Ditchdigger cover

If there is any key to her success, it is her father’s unvarnished credo: “You’re black and you’re ugly and you’re girls, and the world’s already written you off. You can grow up and be a bag lady. You can be on the streets and the world won’t give a damn whether you live or die. But if you listen to me, we can get out of this” (255). Thornton’s father’s lessons to his daughters about the realities they face are brutal and blunt, even as he pushes them towards success.

I’ve paired an excerpt from Thornton’s text with a recent piece from The Atlantic: “Why the Myth of Meritocracy Hurts Kids of Color,” by Melinda D. Anderson. Anderson explores research that “traditionally marginalized youth who grew up believing in the American ideal that hard work and perseverance naturally lead to success show a decline in self-esteem” (emphasis added) and “implode” when they are hit by “problems they can’t control.” Hard work without an understanding of the myths that undergird our American Dream can not only be insufficient in the face of obstacles, it can be counter-productive and damaging.

I’m eager to hear what my students think about these two pieces and what we will learn from Thornton in her address to us on October 5.

Written and posted by Audrey Fisch, blog editor for NJCTE

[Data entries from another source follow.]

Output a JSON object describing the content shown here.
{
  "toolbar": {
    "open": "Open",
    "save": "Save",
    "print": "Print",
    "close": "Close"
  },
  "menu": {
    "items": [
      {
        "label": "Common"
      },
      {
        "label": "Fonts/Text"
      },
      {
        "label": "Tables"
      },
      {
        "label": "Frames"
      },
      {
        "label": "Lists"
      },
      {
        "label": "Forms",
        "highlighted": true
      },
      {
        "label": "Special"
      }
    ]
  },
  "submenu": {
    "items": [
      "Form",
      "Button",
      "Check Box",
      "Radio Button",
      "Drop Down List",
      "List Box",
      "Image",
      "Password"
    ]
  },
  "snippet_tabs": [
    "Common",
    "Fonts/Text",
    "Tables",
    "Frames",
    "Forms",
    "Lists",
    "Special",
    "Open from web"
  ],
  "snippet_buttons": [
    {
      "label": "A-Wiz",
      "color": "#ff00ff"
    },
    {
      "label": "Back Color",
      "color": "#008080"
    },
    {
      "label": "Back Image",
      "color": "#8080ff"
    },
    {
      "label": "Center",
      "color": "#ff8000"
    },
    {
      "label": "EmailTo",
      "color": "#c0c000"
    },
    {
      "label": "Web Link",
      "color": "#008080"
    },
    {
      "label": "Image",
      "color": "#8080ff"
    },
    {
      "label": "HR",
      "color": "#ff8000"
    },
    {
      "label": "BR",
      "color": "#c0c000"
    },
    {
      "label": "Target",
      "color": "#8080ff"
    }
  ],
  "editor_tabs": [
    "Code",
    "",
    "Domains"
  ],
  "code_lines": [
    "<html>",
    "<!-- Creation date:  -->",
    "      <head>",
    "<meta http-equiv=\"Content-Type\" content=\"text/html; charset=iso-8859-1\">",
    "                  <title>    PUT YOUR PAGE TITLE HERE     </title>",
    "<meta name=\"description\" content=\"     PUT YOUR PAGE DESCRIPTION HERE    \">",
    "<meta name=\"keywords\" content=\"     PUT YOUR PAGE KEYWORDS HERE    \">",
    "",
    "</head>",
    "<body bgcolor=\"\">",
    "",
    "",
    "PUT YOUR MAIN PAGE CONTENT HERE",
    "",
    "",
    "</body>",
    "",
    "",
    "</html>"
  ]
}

New Jersey Council of Teachers of EnglishNew Jersey Council of Teachers of English, the New Jersey state affiliate of NCTE, the National Council of Teachers of English

What I’m Reading: The Ditchdigger’s Daughters